**Exercise requirements**
What is needed here is an exact printout of the data, with no pictures included.

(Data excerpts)
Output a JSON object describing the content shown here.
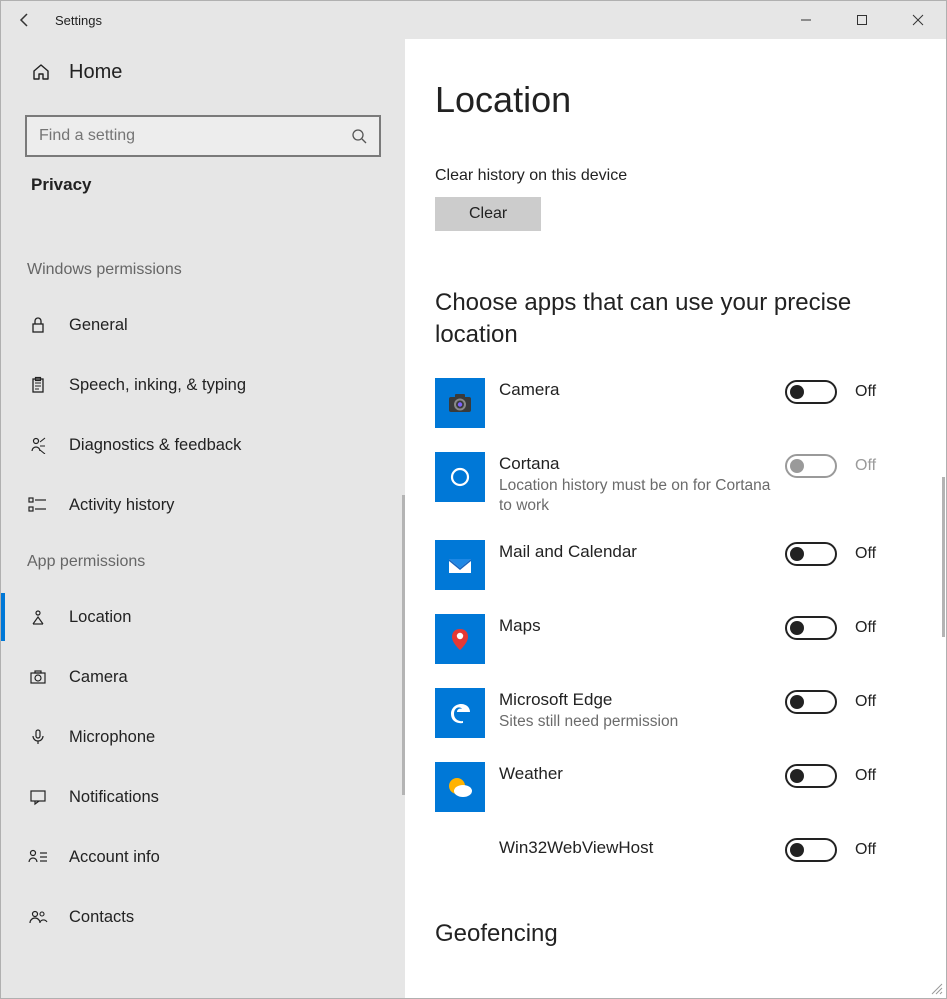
{
  "titlebar": {
    "title": "Settings"
  },
  "sidebar": {
    "home_label": "Home",
    "search_placeholder": "Find a setting",
    "category_label": "Privacy",
    "group_windows": "Windows permissions",
    "group_app": "App permissions",
    "windows_items": [
      {
        "label": "General"
      },
      {
        "label": "Speech, inking, & typing"
      },
      {
        "label": "Diagnostics & feedback"
      },
      {
        "label": "Activity history"
      }
    ],
    "app_items": [
      {
        "label": "Location"
      },
      {
        "label": "Camera"
      },
      {
        "label": "Microphone"
      },
      {
        "label": "Notifications"
      },
      {
        "label": "Account info"
      },
      {
        "label": "Contacts"
      }
    ]
  },
  "content": {
    "page_title": "Location",
    "clear_label": "Clear history on this device",
    "clear_button": "Clear",
    "apps_section": "Choose apps that can use your precise location",
    "geofencing": "Geofencing",
    "off": "Off",
    "apps": [
      {
        "name": "Camera",
        "sub": ""
      },
      {
        "name": "Cortana",
        "sub": "Location history must be on for Cortana to work"
      },
      {
        "name": "Mail and Calendar",
        "sub": ""
      },
      {
        "name": "Maps",
        "sub": ""
      },
      {
        "name": "Microsoft Edge",
        "sub": "Sites still need permission"
      },
      {
        "name": "Weather",
        "sub": ""
      },
      {
        "name": "Win32WebViewHost",
        "sub": ""
      }
    ]
  }
}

**Your solution**
Output a JSON object describing the content shown here.
{
  "titlebar": {
    "title": "Settings"
  },
  "sidebar": {
    "home_label": "Home",
    "search_placeholder": "Find a setting",
    "category_label": "Privacy",
    "group_windows": "Windows permissions",
    "group_app": "App permissions",
    "windows_items": [
      {
        "label": "General"
      },
      {
        "label": "Speech, inking, & typing"
      },
      {
        "label": "Diagnostics & feedback"
      },
      {
        "label": "Activity history"
      }
    ],
    "app_items": [
      {
        "label": "Location"
      },
      {
        "label": "Camera"
      },
      {
        "label": "Microphone"
      },
      {
        "label": "Notifications"
      },
      {
        "label": "Account info"
      },
      {
        "label": "Contacts"
      }
    ]
  },
  "content": {
    "page_title": "Location",
    "clear_label": "Clear history on this device",
    "clear_button": "Clear",
    "apps_section": "Choose apps that can use your precise location",
    "geofencing": "Geofencing",
    "off": "Off",
    "apps": [
      {
        "name": "Camera",
        "sub": ""
      },
      {
        "name": "Cortana",
        "sub": "Location history must be on for Cortana to work"
      },
      {
        "name": "Mail and Calendar",
        "sub": ""
      },
      {
        "name": "Maps",
        "sub": ""
      },
      {
        "name": "Microsoft Edge",
        "sub": "Sites still need permission"
      },
      {
        "name": "Weather",
        "sub": ""
      },
      {
        "name": "Win32WebViewHost",
        "sub": ""
      }
    ]
  }
}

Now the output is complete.